Scarcella facilitated a partnership between the city, the Texas Department of Transportation and Union Pacific Railroad for a $110 million enhancement of the U.S. 90A Corridor.
“Leonard was an inspirational leader of Stafford and Fort Bend County,” U.S. Rep. Pete Olson said in a statement. “He was a great ally to much of my work in Congress and his steady leadership of Stafford will be deeply missed. His legacy of public service will always be revered in our community and will continue to inspire the leaders of tomorrow.”
Scarcella also led the charge for the development of the Stafford Centre, an entertainment and cultural complex with a 1,100-seat performing arts theatre, 25,000 square feet of convention center space and four festival fields on 43 acres of land near the intersection of Murphy Road and Cash Road.

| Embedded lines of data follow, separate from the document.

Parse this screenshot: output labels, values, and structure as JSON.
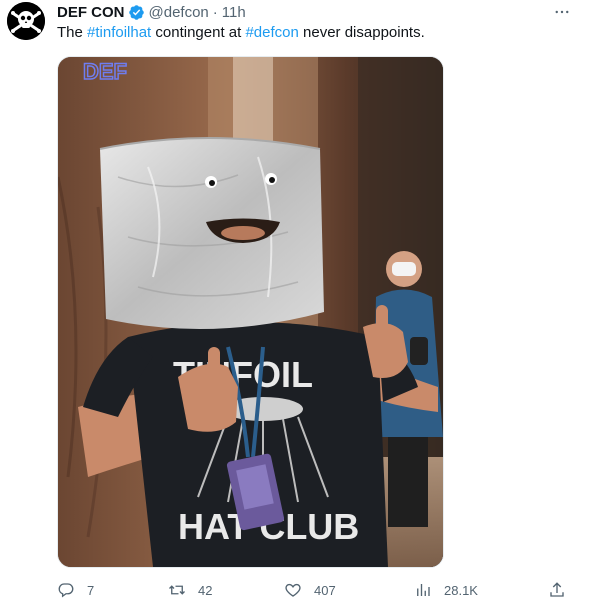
{
  "tweet": {
    "author_name": "DEF CON",
    "handle": "@defcon",
    "separator": "·",
    "time": "11h",
    "text_parts": {
      "prefix": "The ",
      "hashtag1": "#tinfoilhat",
      "middle": " contingent at ",
      "hashtag2": "#defcon",
      "suffix": " never disappoints."
    },
    "media_alt_shirt_text_top": "TINFOIL",
    "media_alt_shirt_text_bottom": "HAT CLUB",
    "actions": {
      "replies": "7",
      "retweets": "42",
      "likes": "407",
      "views": "28.1K"
    },
    "colors": {
      "accent": "#1d9bf0",
      "muted": "#536471",
      "text": "#0f1419"
    },
    "icons": {
      "verified": "verified-badge-icon",
      "more": "more-icon",
      "reply": "reply-icon",
      "retweet": "retweet-icon",
      "like": "heart-icon",
      "views": "views-icon",
      "share": "share-icon"
    }
  }
}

U.S. Rep. Al Green – whose 9th district includes Stafford – and Scarcella have worked together on many projects since Green took office in 2005. Most recently, the two had collaborated on multiple food and personal protective equipment (PPE) drives to help residents of Stafford impacted by the COVID-19 pandemic.
“From his warm spirit, to his unending availability to those he served, to his steadfast and diligent five decades of leadership, I will cherish each memory of Mayor Leonard Scarcella,” Green said Sunday. “I extend my heartfelt condolences to his family, friends, and the entire city of Stafford during this time of bereavement.”
For others, their lasting impression of Scarcella will be not be related his role as mayor, but of Scarcella the man. Several community members noted daily interactions with him around the city in which he irradiated kindness, compassion and a genuine love for the people of his city.
“I used to walk the track in Stafford every morning and he would always wish me a good morning and smile,” Tori Simon wrote.
Daniel Fowler expressed a similar sentiment, saying the two would stop to have a chat whenever Scarcella went on his daily jog that took him past Fowler’s home in the Kings Way subdivision.
“Stafford will not be the same without him,” Fowler said.
Added Claudine Vass: “We had our differences at the end, but would love to have said goodbye and given him one last hug. I have learned a lot from him.”
Stafford may always be Scarcella’s city, as Barbara Aguilar suggested in another Facebook comment, no matter who follows him as its leader.
“His life and legacy are cemented in the annals of not only Stafford history,” Green said, “but the history of our nation forever.”